Making it happen
At Enzyme Communications, we build bespoke digital campaigns for patient recruitment. Our team has experience in locating and engaging patients with extremely rare disease all the way through to the conditions we are all familiar with.
We are involved with every aspect of the process – from conceptualisation, delivery of creative material, set up and optimization of campaigns, through to final delivery of suitable patients for the trial.
We use 5 main platforms to reach audiences – Facebook, Instagram, Google search, YouTube and Twitter – to captivate an audience who, without digital media, may have never come across your trial.
The way that these platforms operate varies. For instance, Google and YouTube are primarily search platforms, which requires the target audience to search for a key word in order to discover the advertised trial. In cases such as these, the patient is more likely to have a vested interest in the trial they have discovered through searching for related terms.
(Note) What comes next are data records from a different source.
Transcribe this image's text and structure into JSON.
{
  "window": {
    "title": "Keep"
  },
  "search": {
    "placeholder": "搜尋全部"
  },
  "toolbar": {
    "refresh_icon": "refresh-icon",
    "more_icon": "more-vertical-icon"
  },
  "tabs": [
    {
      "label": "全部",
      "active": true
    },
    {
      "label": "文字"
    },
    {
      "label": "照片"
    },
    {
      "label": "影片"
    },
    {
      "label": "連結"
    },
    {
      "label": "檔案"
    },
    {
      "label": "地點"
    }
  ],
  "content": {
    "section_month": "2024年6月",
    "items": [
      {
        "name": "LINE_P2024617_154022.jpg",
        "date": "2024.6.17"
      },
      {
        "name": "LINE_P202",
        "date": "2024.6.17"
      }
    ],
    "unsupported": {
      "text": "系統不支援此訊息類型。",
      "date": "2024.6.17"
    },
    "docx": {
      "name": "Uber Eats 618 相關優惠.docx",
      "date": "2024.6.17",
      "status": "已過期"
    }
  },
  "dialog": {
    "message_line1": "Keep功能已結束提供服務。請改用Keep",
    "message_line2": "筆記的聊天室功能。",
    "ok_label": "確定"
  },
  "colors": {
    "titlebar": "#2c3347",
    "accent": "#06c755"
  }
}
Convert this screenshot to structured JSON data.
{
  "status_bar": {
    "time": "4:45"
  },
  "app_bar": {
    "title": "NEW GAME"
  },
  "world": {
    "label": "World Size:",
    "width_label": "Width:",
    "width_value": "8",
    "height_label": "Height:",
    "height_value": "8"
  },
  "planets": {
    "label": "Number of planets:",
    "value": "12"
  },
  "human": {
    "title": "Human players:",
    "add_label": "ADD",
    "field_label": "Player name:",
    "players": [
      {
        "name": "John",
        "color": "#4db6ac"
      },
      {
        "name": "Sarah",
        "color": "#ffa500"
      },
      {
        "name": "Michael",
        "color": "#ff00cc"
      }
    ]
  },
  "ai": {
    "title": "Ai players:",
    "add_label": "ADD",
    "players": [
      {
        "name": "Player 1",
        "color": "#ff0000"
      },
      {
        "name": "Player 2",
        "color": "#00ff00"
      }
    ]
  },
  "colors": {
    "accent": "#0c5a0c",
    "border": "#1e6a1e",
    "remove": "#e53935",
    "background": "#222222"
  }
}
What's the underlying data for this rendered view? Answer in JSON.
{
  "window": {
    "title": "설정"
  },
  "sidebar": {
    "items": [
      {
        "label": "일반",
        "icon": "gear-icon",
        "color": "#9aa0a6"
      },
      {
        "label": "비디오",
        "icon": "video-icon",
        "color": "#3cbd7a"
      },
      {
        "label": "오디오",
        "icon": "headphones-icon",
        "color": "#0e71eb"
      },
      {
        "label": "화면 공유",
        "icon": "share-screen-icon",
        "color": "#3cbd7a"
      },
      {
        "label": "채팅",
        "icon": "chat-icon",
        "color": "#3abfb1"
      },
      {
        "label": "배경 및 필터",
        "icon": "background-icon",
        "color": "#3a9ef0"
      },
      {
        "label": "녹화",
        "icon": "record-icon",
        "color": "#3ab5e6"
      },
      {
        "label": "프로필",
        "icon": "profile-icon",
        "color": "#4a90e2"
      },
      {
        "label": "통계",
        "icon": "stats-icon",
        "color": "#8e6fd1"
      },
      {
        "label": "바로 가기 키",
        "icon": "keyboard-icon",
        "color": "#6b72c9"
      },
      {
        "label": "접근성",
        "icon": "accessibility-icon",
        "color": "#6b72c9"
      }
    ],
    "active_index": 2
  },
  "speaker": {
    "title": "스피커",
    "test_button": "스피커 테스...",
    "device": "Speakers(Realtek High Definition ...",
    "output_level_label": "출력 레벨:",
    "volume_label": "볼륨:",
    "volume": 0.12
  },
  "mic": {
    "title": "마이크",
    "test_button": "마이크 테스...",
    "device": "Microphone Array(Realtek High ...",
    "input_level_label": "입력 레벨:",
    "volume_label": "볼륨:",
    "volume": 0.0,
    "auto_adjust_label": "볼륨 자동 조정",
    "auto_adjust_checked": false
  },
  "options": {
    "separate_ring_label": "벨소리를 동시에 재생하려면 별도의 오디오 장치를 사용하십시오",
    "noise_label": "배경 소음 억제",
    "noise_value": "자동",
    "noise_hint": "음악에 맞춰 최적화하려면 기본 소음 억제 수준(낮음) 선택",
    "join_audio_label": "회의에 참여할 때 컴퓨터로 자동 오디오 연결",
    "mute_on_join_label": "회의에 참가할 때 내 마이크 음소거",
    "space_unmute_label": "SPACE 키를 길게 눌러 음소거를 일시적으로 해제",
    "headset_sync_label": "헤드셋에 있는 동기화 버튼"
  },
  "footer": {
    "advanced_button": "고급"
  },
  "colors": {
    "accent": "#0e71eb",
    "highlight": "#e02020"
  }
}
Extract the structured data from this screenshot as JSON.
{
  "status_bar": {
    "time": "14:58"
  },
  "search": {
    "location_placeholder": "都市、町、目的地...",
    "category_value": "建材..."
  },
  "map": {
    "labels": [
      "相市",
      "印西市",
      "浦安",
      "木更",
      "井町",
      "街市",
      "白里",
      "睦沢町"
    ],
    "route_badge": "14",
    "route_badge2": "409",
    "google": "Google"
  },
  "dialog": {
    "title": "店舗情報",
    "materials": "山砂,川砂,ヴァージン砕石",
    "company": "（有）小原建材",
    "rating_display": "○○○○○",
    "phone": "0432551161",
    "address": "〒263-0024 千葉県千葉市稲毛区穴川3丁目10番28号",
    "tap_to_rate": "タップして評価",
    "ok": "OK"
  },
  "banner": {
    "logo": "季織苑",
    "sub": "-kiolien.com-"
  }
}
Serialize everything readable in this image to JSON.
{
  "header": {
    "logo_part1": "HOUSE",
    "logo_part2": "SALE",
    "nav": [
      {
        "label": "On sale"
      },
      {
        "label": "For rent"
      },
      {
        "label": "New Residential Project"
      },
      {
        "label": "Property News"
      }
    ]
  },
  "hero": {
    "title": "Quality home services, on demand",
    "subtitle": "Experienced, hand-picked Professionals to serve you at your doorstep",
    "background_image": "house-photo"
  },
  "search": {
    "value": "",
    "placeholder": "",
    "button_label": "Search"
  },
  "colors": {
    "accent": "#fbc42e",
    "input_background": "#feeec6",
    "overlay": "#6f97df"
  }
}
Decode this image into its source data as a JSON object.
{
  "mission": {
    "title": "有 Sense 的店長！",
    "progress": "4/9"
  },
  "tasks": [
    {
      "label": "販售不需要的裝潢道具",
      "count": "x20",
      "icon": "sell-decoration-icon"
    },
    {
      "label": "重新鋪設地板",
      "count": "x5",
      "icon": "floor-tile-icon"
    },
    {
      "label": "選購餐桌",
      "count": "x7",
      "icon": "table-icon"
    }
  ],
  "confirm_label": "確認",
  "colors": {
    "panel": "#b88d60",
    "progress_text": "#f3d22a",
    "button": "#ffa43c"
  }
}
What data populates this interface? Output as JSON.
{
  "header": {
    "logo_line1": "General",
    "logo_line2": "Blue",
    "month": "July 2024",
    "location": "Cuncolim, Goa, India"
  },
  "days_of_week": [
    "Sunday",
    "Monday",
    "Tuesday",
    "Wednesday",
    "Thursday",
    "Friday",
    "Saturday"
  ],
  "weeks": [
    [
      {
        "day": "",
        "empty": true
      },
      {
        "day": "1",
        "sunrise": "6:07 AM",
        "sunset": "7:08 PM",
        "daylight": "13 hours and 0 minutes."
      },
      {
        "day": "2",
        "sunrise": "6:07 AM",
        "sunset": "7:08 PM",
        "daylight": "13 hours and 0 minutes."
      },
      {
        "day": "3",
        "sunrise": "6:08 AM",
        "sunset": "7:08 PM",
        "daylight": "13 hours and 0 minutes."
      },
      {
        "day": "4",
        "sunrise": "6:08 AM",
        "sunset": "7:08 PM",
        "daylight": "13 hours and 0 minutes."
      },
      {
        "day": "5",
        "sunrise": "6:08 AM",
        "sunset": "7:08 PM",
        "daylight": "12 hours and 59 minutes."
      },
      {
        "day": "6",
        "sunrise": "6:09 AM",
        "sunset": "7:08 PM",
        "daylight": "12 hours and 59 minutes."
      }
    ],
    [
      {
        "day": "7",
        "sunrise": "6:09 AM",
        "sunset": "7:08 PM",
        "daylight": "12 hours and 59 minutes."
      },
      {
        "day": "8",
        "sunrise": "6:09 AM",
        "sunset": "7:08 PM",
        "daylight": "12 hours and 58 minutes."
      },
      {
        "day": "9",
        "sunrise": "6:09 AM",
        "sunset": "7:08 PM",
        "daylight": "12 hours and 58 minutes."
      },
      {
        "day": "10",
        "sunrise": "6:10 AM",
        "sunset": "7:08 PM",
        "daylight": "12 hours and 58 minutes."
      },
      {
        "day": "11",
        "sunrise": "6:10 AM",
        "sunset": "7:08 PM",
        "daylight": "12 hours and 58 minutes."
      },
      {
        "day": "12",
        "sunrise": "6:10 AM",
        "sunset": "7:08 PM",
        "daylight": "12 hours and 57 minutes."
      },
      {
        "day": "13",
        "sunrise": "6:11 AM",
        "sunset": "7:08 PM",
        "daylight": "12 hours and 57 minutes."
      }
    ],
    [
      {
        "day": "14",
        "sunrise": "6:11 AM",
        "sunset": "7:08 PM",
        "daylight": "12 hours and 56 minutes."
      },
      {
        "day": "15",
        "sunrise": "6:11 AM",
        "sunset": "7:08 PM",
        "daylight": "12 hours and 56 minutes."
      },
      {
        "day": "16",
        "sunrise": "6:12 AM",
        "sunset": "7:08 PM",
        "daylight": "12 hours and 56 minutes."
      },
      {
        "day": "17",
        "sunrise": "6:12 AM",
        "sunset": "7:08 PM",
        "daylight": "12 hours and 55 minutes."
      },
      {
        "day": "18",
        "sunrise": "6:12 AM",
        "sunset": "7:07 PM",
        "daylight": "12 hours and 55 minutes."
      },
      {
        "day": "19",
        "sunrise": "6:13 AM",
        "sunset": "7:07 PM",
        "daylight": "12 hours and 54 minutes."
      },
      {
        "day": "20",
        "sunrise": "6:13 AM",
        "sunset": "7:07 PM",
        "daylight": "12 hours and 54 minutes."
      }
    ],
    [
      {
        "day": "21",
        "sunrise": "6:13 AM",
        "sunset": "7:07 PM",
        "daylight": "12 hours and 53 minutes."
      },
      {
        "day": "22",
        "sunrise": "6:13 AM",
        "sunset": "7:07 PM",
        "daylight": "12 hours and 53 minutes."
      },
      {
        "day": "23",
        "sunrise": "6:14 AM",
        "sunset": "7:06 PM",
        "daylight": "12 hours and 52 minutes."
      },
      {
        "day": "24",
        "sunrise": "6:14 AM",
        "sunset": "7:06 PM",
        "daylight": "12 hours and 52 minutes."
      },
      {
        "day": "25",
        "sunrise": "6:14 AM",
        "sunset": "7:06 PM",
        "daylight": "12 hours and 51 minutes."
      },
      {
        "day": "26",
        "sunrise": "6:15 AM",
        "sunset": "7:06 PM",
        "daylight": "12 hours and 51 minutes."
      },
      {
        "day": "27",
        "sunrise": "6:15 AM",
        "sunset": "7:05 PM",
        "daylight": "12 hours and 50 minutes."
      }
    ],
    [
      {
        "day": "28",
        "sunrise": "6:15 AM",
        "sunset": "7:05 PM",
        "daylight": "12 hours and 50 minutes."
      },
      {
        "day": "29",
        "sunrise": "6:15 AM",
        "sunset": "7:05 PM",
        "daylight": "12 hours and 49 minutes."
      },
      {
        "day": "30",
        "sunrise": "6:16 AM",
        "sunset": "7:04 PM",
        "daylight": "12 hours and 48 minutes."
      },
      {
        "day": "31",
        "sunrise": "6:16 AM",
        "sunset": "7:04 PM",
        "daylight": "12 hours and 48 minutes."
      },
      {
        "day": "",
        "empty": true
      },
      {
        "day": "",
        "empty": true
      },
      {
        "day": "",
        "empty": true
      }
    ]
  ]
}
Alternatively, social media platforms including Facebook, Instagram and Twitter, collect user data over time. This creates a wealth of data which can be utilised to target the relevant audience with trial information.
In combination these represent a ‘push’ and ‘pull’ strategy.
Does it cost?
It is important to note the difference between free content shared on social media and paid advertising. While companies may choose to share free content regarding upcoming trials, typically this will be viewed by fewer people, known as ‘reach’, compared to a paid campaign.
If free content is available – why would you pay?
Engagement with an advertised post is unparalleled, making it a more effective tool for patient recruitment – particularly in cases requiring a lot of participants.
Along with paid advertisements, you can make use of “influencer marketing”, where we partner with an online patient group to share relevant content about trials with their membership. This is the modern equivalent of ‘word of mouth’ and can be an extremely efficient way of reaching out to members within a trusted community.
The return on investment for digital marketing is often unmatched. Digital platforms offer the ability to reach a large audience at significantly lower cost per patient versus traditional methods of advertising.
Our social media campaigns are often carried out in discrete periods of six weeks, providing us with enough time to test different messages and designs on a range of platforms, and optimise accordingly. In contrast, we use search engines on a permanent basis, capturing people using Google or YouTube to search for a list of carefully designed keywords.
Other than creating and managing these campaigns, the other crucial part of the job involves an in-depth understanding of the complex set of rules and regulations regarding the advertisement of clinical trials. From the first stages through to going live can take months. Our experience with this process enables us to create efficiency from the start.
Once the campaign goes live, there are two tasks to be kept in mind – optimisation (i.e. the backend – monitoring which ads are performing best, increasing and decreasing budgets depending on what’s necessary), and monitoring engagement.
Looking to the future
In order to expand the number of patients in clinical trials, and do so more efficiently, the use of digital marketing strategies in healthcare must be brought to the forefront of patient recruitment.
Our team at Enzyme Communications is excited to be a part of the future of clinical trial recruitment and would love to share the expertise we have acquired with you.
To get in touch, drop us a quick email at email@example.com and we will get right back to you.
 “Industry Usage of Social & Digital Media Communities in Clinical Research.” Tufts Center for the Study of Drug Development. June 2014